Reflections Upon War and Death

by Jessica Technow The declaration of World War I in 1914 marked the beginning of an era which to this day has had lasting effects on humanity. New technologies changed the face of warfare and, for the first time, trenches were the main method utilized in military strategy. On the home front, civilians became engrossed… Continue Reading Reflections Upon War and Death

The Voyage Out

by Anthony Domestico Virginia Woolf began her first novel sometime during the summer of 1906 or the fall of 1907, and did not finish it until nearly nine years later in the first year of World War I on March 26, 1915.[1] Originally entitled “Melymbrosia,” the work underwent a number of technical and thematic changes… Continue Reading The Voyage Out

Pointed Roofs
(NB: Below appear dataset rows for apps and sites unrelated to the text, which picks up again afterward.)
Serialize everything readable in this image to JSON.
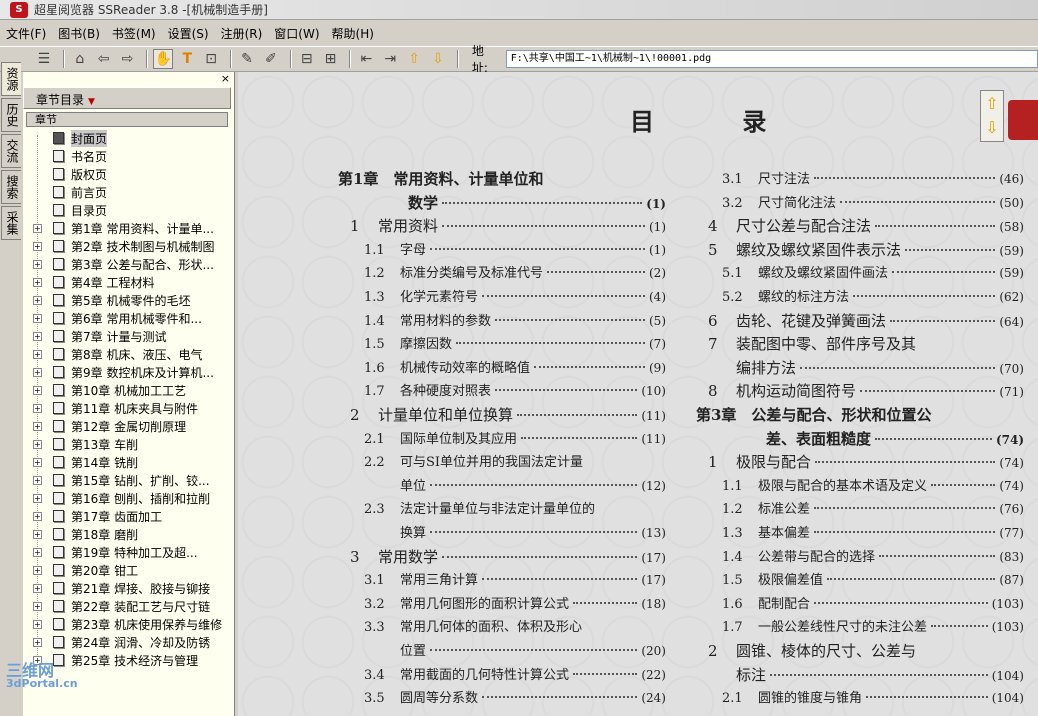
{
  "window": {
    "title": "超星阅览器 SSReader 3.8 -[机械制造手册]"
  },
  "menu": [
    "文件(F)",
    "图书(B)",
    "书签(M)",
    "设置(S)",
    "注册(R)",
    "窗口(W)",
    "帮助(H)"
  ],
  "address": {
    "label": "地址:",
    "value": "F:\\共享\\中国工~1\\机械制~1\\!00001.pdg"
  },
  "side_tabs": [
    "资源",
    "历史",
    "交流",
    "搜索",
    "采集"
  ],
  "panel": {
    "header": "章节目录",
    "column": "章节",
    "close": "×",
    "items": [
      "封面页",
      "书名页",
      "版权页",
      "前言页",
      "目录页",
      "第1章 常用资料、计量单...",
      "第2章 技术制图与机械制图",
      "第3章 公差与配合、形状...",
      "第4章 工程材料",
      "第5章 机械零件的毛坯",
      "第6章 常用机械零件和...",
      "第7章 计量与测试",
      "第8章 机床、液压、电气",
      "第9章 数控机床及计算机...",
      "第10章  机械加工工艺",
      "第11章 机床夹具与附件",
      "第12章 金属切削原理",
      "第13章 车削",
      "第14章 铣削",
      "第15章 钻削、扩削、铰...",
      "第16章  刨削、插削和拉削",
      "第17章 齿面加工",
      "第18章  磨削",
      "第19章 特种加工及超...",
      "第20章 钳工",
      "第21章 焊接、胶接与铆接",
      "第22章 装配工艺与尺寸链",
      "第23章 机床使用保养与维修",
      "第24章 润滑、冷却及防锈",
      "第25章 技术经济与管理"
    ]
  },
  "doc": {
    "title": "目 录",
    "left": [
      {
        "t": "第1章　常用资料、计量单位和",
        "k": "ch",
        "p": ""
      },
      {
        "t": "数学",
        "k": "chi",
        "p": "(1)"
      },
      {
        "n": "1",
        "t": "常用资料",
        "k": "s1",
        "p": "(1)"
      },
      {
        "n": "1.1",
        "t": "字母",
        "k": "s2",
        "p": "(1)"
      },
      {
        "n": "1.2",
        "t": "标准分类编号及标准代号",
        "k": "s2",
        "p": "(2)"
      },
      {
        "n": "1.3",
        "t": "化学元素符号",
        "k": "s2",
        "p": "(4)"
      },
      {
        "n": "1.4",
        "t": "常用材料的参数",
        "k": "s2",
        "p": "(5)"
      },
      {
        "n": "1.5",
        "t": "摩擦因数",
        "k": "s2",
        "p": "(7)"
      },
      {
        "n": "1.6",
        "t": "机械传动效率的概略值",
        "k": "s2",
        "p": "(9)"
      },
      {
        "n": "1.7",
        "t": "各种硬度对照表",
        "k": "s2",
        "p": "(10)"
      },
      {
        "n": "2",
        "t": "计量单位和单位换算",
        "k": "s1",
        "p": "(11)"
      },
      {
        "n": "2.1",
        "t": "国际单位制及其应用",
        "k": "s2",
        "p": "(11)"
      },
      {
        "n": "2.2",
        "t": "可与SI单位并用的我国法定计量",
        "k": "s2n",
        "p": ""
      },
      {
        "t": "单位",
        "k": "s2i",
        "p": "(12)"
      },
      {
        "n": "2.3",
        "t": "法定计量单位与非法定计量单位的",
        "k": "s2n",
        "p": ""
      },
      {
        "t": "换算",
        "k": "s2i",
        "p": "(13)"
      },
      {
        "n": "3",
        "t": "常用数学",
        "k": "s1",
        "p": "(17)"
      },
      {
        "n": "3.1",
        "t": "常用三角计算",
        "k": "s2",
        "p": "(17)"
      },
      {
        "n": "3.2",
        "t": "常用几何图形的面积计算公式",
        "k": "s2",
        "p": "(18)"
      },
      {
        "n": "3.3",
        "t": "常用几何体的面积、体积及形心",
        "k": "s2n",
        "p": ""
      },
      {
        "t": "位置",
        "k": "s2i",
        "p": "(20)"
      },
      {
        "n": "3.4",
        "t": "常用截面的几何特性计算公式",
        "k": "s2",
        "p": "(22)"
      },
      {
        "n": "3.5",
        "t": "圆周等分系数",
        "k": "s2",
        "p": "(24)"
      }
    ],
    "right": [
      {
        "n": "3.1",
        "t": "尺寸注法",
        "k": "s2",
        "p": "(46)"
      },
      {
        "n": "3.2",
        "t": "尺寸简化注法",
        "k": "s2",
        "p": "(50)"
      },
      {
        "n": "4",
        "t": "尺寸公差与配合注法",
        "k": "s1",
        "p": "(58)"
      },
      {
        "n": "5",
        "t": "螺纹及螺纹紧固件表示法",
        "k": "s1",
        "p": "(59)"
      },
      {
        "n": "5.1",
        "t": "螺纹及螺纹紧固件画法",
        "k": "s2",
        "p": "(59)"
      },
      {
        "n": "5.2",
        "t": "螺纹的标注方法",
        "k": "s2",
        "p": "(62)"
      },
      {
        "n": "6",
        "t": "齿轮、花键及弹簧画法",
        "k": "s1",
        "p": "(64)"
      },
      {
        "n": "7",
        "t": "装配图中零、部件序号及其",
        "k": "s1n",
        "p": ""
      },
      {
        "t": "编排方法",
        "k": "s1i",
        "p": "(70)"
      },
      {
        "n": "8",
        "t": "机构运动简图符号",
        "k": "s1",
        "p": "(71)"
      },
      {
        "t": "第3章　公差与配合、形状和位置公",
        "k": "ch",
        "p": ""
      },
      {
        "t": "差、表面粗糙度",
        "k": "chi",
        "p": "(74)"
      },
      {
        "n": "1",
        "t": "极限与配合",
        "k": "s1",
        "p": "(74)"
      },
      {
        "n": "1.1",
        "t": "极限与配合的基本术语及定义",
        "k": "s2",
        "p": "(74)"
      },
      {
        "n": "1.2",
        "t": "标准公差",
        "k": "s2",
        "p": "(76)"
      },
      {
        "n": "1.3",
        "t": "基本偏差",
        "k": "s2",
        "p": "(77)"
      },
      {
        "n": "1.4",
        "t": "公差带与配合的选择",
        "k": "s2",
        "p": "(83)"
      },
      {
        "n": "1.5",
        "t": "极限偏差值",
        "k": "s2",
        "p": "(87)"
      },
      {
        "n": "1.6",
        "t": "配制配合",
        "k": "s2",
        "p": "(103)"
      },
      {
        "n": "1.7",
        "t": "一般公差线性尺寸的未注公差",
        "k": "s2",
        "p": "(103)"
      },
      {
        "n": "2",
        "t": "圆锥、棱体的尺寸、公差与",
        "k": "s1n",
        "p": ""
      },
      {
        "t": "标注",
        "k": "s1i",
        "p": "(104)"
      },
      {
        "n": "2.1",
        "t": "圆锥的锥度与锥角",
        "k": "s2",
        "p": "(104)"
      }
    ]
  },
  "watermark": {
    "l1": "三维网",
    "l2": "3dPortal.cn"
  }
}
by Sam Alexander Often credited as the first stream-of-consciousness novel in English, Dorothy Richardson‘s Pointed Roofs (1915) is the first of thirteen books comprising Pilgrimage, a multi-volume novel to which Richardson devoted herself until her death in 1957. Pilgrimage follows the life of its protagonist, Miriam Henderson, from March 1893 through the autumn of 1912,… Continue Reading Pointed Roofs


by Andrew Karas In 1915, Ezra Pound published a slim volume of poems which he called Cathay and which contained, according to its title page, “translations by Ezra Pound for the most part from the Chinese of Rihaku.” Yet in writing the poems contained in Cathay, Pound set out to do much more than transcribe… Continue Reading Cathay

The Rainbow

By Natalie Prizel and Steven Hobbs D.H. Lawrence drafted The Rainbow, originally titled “The Sisters,” from March 1913 to September 1915. At first, he worked on two other novels simultaneously while traveling with his new wife, Frieda—a woman six years his senior.[2] Eventually, he jettisoned these two narratives—one after writing over two hundred pages—because he felt… Continue Reading The Rainbow

The Good Soldier

by Pericles Lewis In Ford Madox Ford‘s The Good Soldier (1915), the narrator, John Dowell, tells the story of his marriage, from 1904, when he and his wife Florence met Edward Ashburnham (the good soldier of the title) to 1913, when Ashburnham’s affair with Florence has been revealed and both Ashburnham and Florence have committed… Continue Reading The Good Soldier

The Love Song of J. Alfred Prufrock

In “The Love Song of J. Alfred Prufrock” (1915), a poem T.S. Eliot had drafted by the age of 23, he adopted the voice of a weary middle-aged man, or indeed a damned soul from Dante’s Inferno. The balding Prufrock finds in an appointment for tea with some fashionable ladies the occasion for existential suffering.… Continue Reading The Love Song of J. Alfred Prufrock